Start of Records for processing

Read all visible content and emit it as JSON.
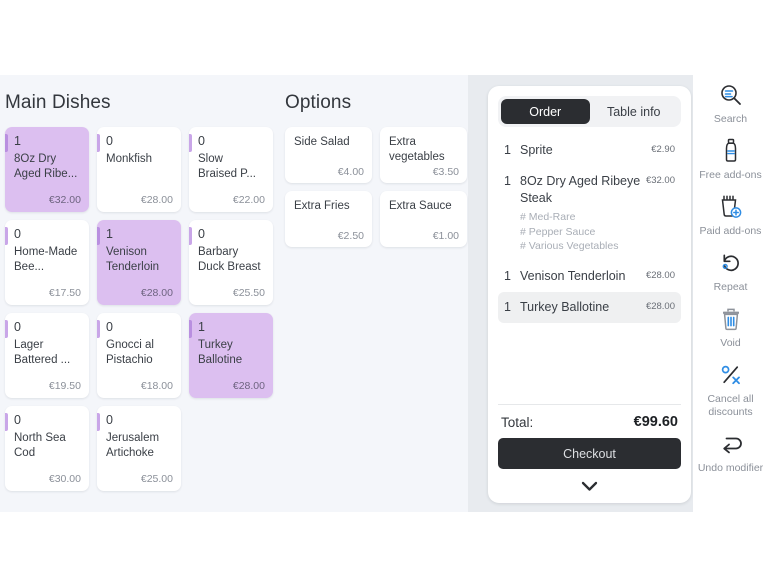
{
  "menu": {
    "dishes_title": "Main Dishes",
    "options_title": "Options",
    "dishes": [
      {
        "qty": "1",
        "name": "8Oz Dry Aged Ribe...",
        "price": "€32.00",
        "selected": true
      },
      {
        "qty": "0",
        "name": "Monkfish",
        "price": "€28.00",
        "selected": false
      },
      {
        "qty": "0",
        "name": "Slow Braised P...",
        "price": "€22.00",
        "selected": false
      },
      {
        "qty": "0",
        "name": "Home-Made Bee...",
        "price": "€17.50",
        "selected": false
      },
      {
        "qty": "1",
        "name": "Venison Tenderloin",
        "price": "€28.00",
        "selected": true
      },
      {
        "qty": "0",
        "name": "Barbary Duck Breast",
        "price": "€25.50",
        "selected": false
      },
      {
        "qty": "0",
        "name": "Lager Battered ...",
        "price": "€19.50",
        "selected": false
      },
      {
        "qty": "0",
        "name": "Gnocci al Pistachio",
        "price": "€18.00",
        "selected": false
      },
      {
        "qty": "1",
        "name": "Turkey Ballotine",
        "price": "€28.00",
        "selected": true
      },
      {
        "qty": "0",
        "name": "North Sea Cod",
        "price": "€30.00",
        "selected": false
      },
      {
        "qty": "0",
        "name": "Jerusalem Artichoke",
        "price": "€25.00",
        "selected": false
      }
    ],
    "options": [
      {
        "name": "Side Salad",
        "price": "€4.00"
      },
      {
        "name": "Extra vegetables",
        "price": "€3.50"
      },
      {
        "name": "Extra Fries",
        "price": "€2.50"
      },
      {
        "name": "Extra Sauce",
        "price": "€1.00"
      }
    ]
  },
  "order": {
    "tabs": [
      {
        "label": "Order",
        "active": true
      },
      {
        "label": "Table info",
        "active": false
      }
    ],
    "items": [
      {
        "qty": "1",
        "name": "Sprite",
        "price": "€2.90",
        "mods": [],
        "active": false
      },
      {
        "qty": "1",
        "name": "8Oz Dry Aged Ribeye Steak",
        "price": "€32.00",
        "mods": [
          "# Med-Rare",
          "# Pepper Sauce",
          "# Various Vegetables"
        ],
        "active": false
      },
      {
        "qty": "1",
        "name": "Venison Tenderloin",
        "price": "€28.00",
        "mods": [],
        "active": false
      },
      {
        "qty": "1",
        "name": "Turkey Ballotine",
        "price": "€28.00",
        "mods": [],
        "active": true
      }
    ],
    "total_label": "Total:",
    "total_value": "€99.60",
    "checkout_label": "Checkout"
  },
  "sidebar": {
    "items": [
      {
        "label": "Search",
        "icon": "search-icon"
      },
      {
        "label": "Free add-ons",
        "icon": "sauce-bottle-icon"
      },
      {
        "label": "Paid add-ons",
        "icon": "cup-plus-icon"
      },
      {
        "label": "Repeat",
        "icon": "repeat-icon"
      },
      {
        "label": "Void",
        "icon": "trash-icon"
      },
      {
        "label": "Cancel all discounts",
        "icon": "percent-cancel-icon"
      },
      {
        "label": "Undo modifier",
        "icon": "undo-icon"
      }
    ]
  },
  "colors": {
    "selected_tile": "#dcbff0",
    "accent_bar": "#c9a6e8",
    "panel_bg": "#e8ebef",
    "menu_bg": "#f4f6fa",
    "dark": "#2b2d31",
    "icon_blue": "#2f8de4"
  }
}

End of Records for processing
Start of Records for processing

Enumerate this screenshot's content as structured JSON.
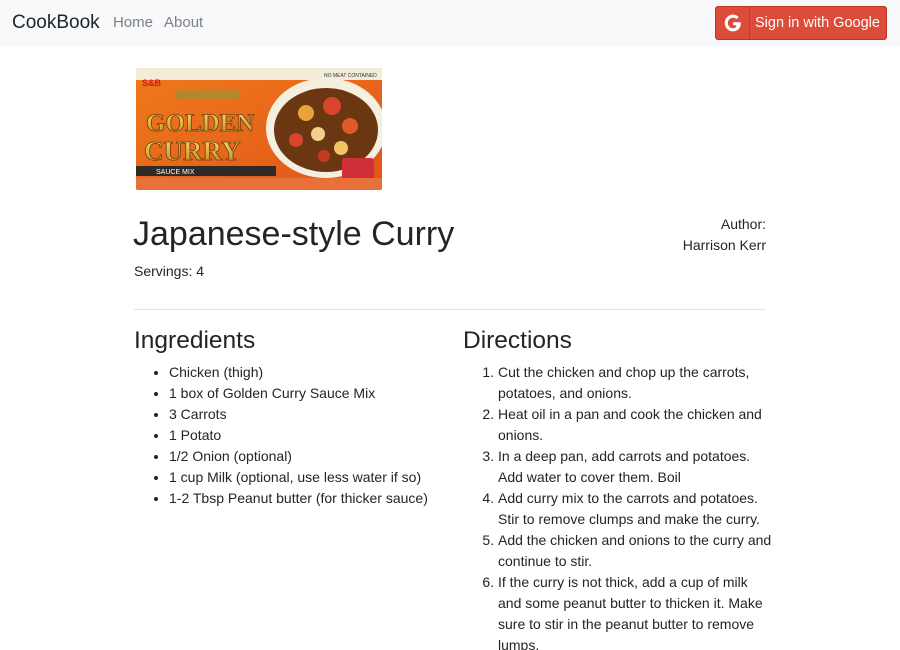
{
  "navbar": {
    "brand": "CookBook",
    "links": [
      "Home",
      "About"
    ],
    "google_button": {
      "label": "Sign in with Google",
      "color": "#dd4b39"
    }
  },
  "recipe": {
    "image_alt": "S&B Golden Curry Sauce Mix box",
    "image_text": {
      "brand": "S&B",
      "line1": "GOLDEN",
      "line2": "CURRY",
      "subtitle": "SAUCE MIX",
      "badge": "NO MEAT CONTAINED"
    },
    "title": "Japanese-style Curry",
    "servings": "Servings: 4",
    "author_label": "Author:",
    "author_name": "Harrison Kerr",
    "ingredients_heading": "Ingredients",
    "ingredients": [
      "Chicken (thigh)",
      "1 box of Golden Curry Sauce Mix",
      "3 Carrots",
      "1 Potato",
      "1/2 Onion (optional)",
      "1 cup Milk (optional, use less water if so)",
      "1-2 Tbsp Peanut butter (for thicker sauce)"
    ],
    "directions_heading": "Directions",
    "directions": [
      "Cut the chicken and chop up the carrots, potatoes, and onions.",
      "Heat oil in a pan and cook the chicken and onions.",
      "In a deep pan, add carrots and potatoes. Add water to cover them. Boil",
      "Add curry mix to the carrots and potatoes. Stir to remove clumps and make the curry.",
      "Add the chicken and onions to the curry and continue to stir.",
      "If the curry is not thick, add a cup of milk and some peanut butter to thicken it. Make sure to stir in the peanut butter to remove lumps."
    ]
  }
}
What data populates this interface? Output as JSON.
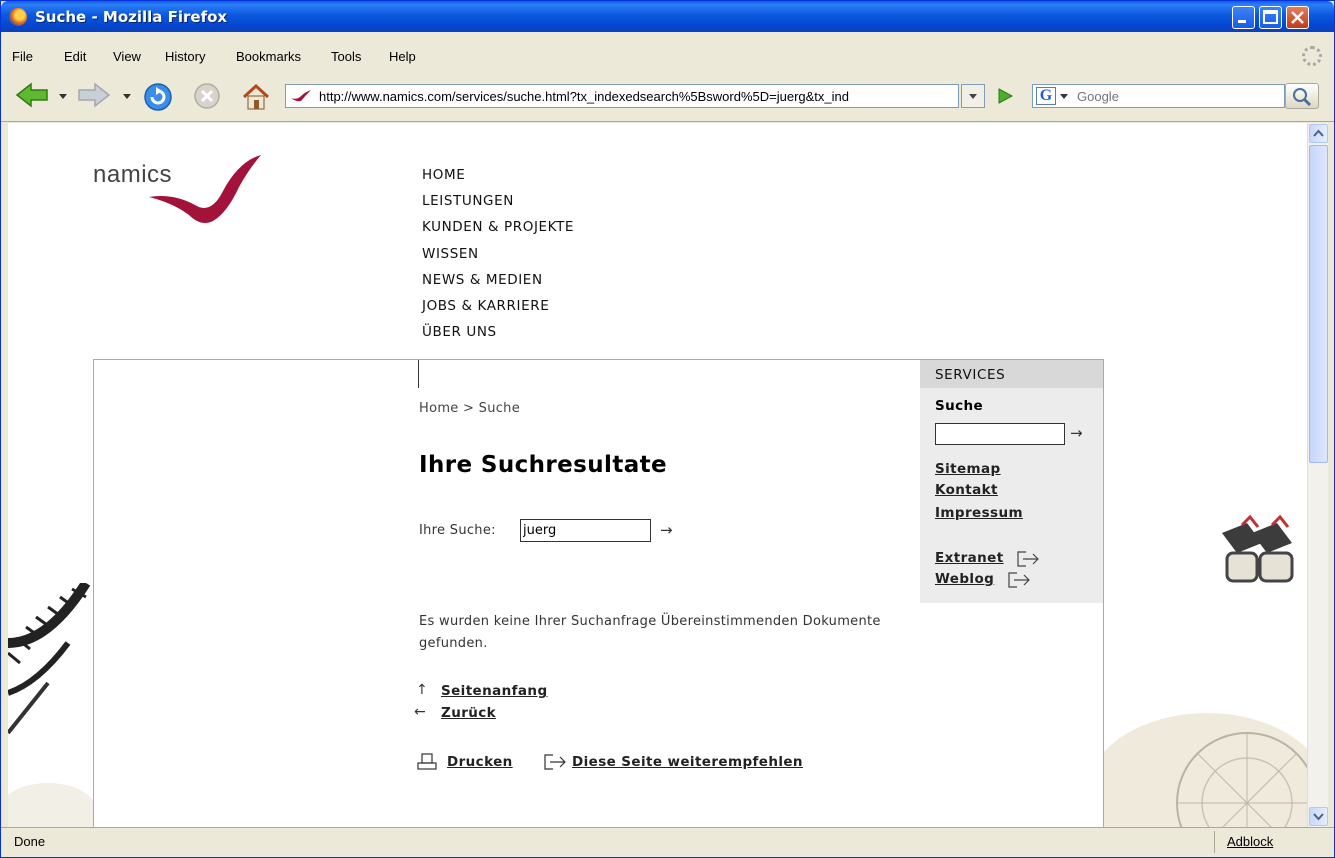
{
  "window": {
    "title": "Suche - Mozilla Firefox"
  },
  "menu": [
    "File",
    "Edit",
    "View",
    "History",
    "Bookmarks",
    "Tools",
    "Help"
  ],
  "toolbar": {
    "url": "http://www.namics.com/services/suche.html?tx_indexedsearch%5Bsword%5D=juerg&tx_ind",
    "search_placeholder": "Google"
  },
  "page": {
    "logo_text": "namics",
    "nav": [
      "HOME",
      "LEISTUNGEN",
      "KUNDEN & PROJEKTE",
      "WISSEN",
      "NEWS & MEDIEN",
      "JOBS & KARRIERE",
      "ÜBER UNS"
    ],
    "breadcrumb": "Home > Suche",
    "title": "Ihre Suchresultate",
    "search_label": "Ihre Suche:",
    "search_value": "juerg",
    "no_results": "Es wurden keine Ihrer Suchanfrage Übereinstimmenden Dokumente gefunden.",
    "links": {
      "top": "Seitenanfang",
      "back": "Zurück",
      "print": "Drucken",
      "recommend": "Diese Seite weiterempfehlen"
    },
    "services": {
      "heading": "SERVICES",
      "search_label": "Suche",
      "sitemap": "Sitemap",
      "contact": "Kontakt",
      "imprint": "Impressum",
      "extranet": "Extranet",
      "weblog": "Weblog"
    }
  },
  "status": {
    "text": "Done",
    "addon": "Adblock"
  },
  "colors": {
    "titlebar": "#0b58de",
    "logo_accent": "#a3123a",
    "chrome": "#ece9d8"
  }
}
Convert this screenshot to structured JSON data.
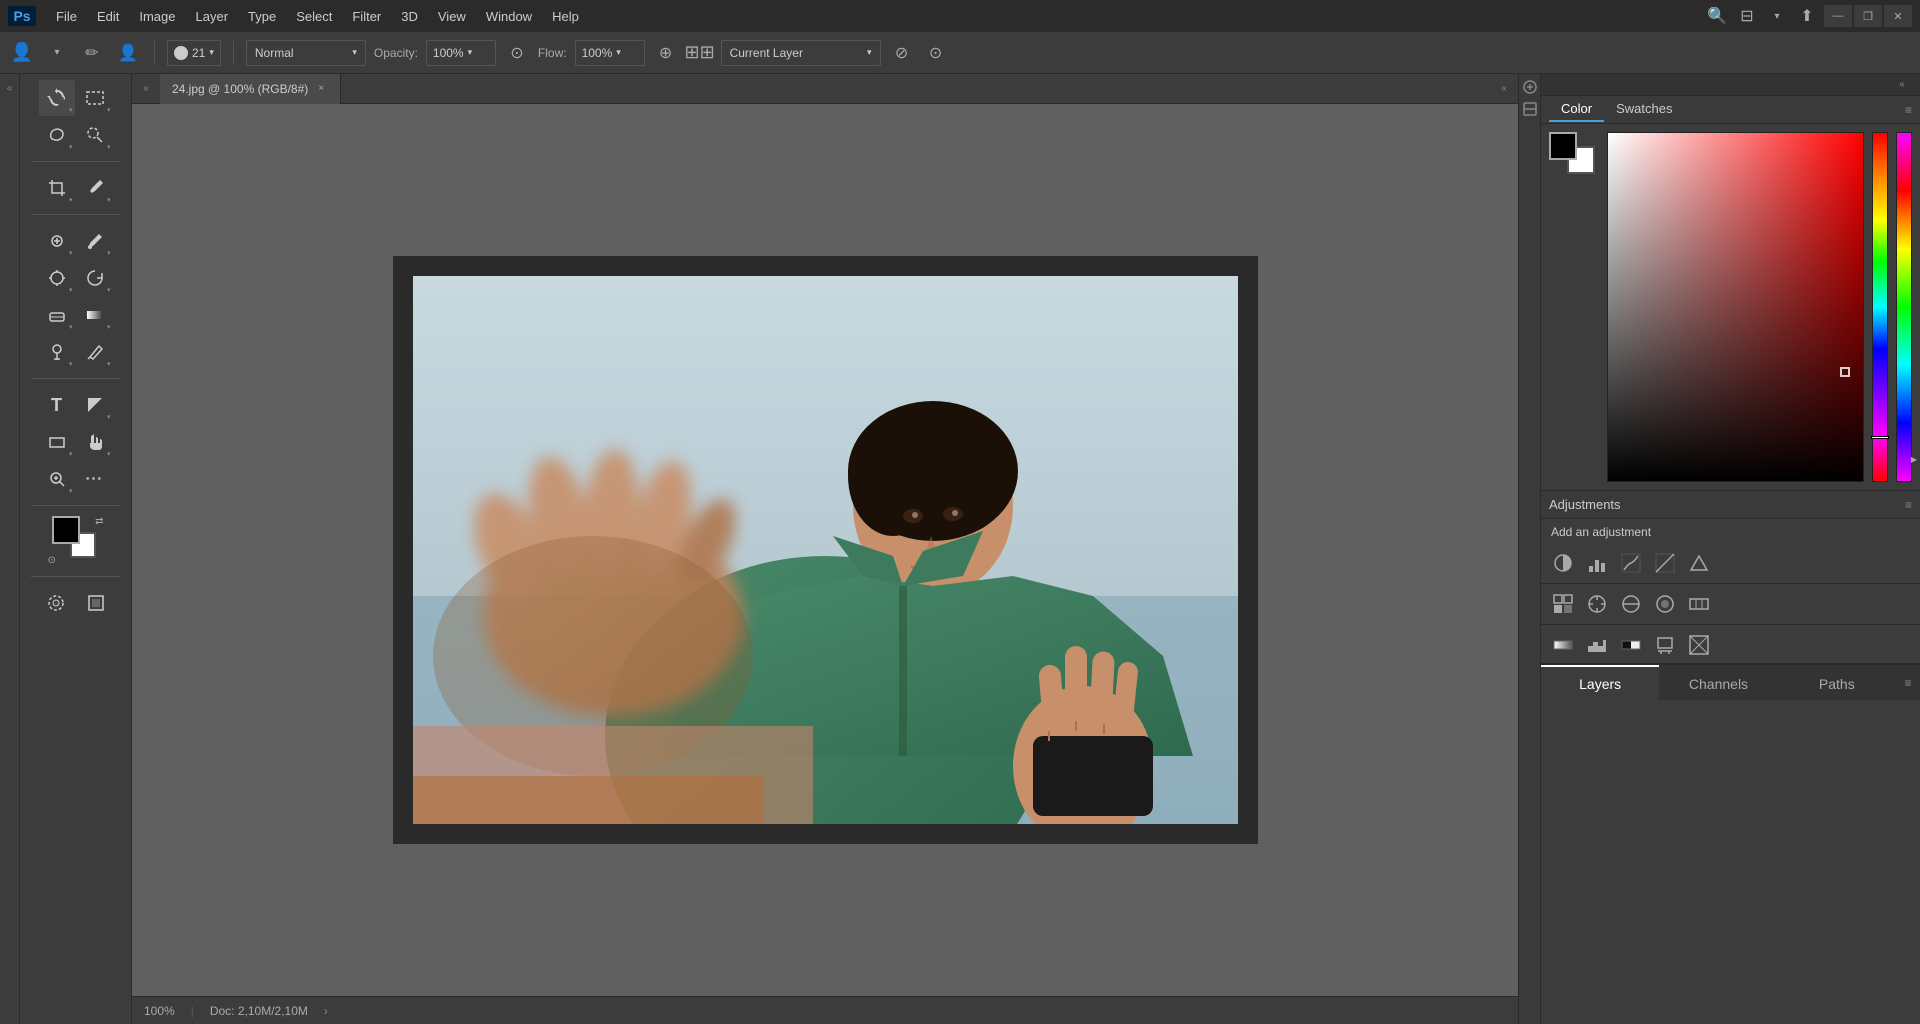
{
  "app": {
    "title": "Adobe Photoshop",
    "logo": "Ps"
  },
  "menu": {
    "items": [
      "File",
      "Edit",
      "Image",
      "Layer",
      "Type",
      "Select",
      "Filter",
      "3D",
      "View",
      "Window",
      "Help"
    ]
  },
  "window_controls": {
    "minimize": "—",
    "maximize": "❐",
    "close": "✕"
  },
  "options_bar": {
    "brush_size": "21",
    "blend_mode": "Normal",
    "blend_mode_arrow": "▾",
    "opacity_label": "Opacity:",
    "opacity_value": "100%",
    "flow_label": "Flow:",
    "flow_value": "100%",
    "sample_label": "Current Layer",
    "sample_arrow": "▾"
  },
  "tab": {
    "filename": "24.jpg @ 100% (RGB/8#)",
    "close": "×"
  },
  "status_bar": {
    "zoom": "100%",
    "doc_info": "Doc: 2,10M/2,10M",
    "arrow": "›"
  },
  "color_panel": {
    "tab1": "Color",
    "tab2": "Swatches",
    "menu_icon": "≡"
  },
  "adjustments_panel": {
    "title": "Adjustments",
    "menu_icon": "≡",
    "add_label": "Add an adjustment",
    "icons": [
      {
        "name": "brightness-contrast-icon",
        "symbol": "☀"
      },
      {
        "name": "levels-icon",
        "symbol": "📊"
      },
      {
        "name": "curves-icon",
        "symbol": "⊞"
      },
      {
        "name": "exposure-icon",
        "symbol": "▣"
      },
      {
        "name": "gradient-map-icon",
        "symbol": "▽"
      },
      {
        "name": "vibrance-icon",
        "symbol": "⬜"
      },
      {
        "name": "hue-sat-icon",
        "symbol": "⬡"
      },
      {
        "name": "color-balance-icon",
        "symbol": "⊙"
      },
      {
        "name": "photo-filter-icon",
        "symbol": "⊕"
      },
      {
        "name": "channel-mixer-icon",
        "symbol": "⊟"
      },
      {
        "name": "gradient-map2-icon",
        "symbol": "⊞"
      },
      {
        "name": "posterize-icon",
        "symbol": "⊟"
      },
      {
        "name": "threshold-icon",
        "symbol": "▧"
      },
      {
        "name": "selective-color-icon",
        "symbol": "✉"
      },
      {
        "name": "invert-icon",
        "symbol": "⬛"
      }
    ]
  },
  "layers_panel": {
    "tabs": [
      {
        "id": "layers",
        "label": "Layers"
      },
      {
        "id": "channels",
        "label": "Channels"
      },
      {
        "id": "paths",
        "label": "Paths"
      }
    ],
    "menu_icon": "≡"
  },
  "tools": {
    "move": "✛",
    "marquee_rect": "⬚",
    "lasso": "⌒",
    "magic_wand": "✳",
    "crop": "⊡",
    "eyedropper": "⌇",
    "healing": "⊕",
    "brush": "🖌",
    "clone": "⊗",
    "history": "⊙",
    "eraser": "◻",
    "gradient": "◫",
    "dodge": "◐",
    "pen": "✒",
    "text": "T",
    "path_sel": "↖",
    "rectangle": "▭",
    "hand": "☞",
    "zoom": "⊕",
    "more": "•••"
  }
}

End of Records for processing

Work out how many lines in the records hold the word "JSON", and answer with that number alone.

4